• _Given records_

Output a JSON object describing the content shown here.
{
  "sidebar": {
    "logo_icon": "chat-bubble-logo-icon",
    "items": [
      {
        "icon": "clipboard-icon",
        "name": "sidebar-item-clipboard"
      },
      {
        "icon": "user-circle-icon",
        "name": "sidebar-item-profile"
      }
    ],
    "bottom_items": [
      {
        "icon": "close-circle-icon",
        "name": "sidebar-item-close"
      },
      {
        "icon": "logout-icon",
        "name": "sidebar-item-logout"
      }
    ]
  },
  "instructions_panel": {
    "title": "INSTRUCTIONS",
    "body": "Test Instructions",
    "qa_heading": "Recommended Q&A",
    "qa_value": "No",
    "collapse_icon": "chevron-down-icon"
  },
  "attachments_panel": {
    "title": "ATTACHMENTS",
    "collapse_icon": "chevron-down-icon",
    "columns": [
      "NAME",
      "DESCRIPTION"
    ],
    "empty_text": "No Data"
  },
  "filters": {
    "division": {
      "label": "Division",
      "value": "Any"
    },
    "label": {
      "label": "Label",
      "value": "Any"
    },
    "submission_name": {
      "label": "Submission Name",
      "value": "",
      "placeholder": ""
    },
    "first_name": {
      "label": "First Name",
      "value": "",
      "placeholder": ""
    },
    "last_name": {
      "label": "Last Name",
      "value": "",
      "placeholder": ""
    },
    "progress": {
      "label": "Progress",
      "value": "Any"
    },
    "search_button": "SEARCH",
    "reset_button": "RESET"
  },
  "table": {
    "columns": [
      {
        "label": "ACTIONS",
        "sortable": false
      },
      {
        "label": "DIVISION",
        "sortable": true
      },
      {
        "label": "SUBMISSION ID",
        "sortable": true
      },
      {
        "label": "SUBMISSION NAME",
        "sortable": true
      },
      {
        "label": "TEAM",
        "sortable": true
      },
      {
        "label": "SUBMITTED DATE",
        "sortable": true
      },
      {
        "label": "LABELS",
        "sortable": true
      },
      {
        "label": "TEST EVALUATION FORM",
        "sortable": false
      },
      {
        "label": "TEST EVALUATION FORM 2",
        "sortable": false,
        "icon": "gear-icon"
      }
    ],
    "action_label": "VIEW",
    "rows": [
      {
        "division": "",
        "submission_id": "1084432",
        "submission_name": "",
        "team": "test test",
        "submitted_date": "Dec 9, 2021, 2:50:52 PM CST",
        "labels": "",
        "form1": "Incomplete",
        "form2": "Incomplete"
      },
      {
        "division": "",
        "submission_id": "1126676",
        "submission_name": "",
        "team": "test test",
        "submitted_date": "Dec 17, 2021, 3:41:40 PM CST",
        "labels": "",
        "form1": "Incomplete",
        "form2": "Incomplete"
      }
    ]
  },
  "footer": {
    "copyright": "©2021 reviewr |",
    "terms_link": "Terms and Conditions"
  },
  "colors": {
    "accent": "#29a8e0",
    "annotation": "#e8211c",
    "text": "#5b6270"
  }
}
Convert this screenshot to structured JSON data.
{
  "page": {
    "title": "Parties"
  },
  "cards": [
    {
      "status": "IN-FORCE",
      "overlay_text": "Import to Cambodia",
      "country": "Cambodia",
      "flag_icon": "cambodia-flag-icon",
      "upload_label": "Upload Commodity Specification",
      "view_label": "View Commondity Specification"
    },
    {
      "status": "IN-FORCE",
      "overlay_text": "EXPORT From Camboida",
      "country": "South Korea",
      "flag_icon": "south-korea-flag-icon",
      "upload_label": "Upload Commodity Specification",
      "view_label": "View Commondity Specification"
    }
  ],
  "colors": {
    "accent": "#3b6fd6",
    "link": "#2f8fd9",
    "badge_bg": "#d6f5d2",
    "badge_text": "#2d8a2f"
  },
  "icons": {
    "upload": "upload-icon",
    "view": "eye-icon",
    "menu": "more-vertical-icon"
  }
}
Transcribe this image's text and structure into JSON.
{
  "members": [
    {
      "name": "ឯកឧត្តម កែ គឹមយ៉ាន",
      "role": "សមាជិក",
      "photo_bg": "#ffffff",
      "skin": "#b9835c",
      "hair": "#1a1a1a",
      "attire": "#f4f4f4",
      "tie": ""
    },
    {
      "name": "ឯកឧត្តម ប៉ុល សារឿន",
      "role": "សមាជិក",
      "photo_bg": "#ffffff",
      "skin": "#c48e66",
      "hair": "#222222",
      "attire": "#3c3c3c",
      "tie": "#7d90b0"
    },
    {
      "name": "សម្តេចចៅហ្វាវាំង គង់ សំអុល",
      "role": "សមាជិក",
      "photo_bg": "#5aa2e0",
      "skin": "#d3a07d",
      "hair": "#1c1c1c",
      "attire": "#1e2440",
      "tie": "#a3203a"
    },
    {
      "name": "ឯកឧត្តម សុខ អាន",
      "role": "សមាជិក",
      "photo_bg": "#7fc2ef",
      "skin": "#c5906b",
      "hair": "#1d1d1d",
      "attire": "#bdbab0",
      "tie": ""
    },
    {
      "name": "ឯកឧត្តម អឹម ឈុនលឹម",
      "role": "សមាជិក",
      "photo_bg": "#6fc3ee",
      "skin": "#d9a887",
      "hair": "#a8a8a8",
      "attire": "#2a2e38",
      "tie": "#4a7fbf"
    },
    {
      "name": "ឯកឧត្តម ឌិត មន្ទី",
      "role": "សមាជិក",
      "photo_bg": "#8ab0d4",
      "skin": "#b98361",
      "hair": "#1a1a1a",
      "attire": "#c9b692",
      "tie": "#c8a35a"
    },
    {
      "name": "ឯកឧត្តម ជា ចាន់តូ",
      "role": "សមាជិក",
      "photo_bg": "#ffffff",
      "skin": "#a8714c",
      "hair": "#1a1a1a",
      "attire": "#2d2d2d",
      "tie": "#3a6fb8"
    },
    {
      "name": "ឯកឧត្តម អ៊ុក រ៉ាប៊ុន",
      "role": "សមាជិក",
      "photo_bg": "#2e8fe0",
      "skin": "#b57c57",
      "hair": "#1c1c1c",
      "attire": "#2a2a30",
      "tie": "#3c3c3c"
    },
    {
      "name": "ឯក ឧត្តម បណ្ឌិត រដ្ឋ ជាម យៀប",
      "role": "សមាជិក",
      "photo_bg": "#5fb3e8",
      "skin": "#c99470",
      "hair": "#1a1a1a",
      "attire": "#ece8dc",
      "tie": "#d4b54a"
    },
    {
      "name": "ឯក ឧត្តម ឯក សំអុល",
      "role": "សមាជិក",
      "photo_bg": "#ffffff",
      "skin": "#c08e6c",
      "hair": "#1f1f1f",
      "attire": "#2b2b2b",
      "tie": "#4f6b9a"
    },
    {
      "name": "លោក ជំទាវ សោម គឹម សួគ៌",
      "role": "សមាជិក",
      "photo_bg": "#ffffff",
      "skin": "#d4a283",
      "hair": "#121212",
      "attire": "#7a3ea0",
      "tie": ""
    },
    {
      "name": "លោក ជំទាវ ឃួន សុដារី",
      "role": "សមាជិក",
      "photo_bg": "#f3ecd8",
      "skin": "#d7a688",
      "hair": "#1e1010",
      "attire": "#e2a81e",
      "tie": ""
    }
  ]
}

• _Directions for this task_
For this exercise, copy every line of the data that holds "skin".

• _Task response_
      "skin": "#b9835c",
      "skin": "#c48e66",
      "skin": "#d3a07d",
      "skin": "#c5906b",
      "skin": "#d9a887",
      "skin": "#b98361",
      "skin": "#a8714c",
      "skin": "#b57c57",
      "skin": "#c99470",
      "skin": "#c08e6c",
      "skin": "#d4a283",
      "skin": "#d7a688",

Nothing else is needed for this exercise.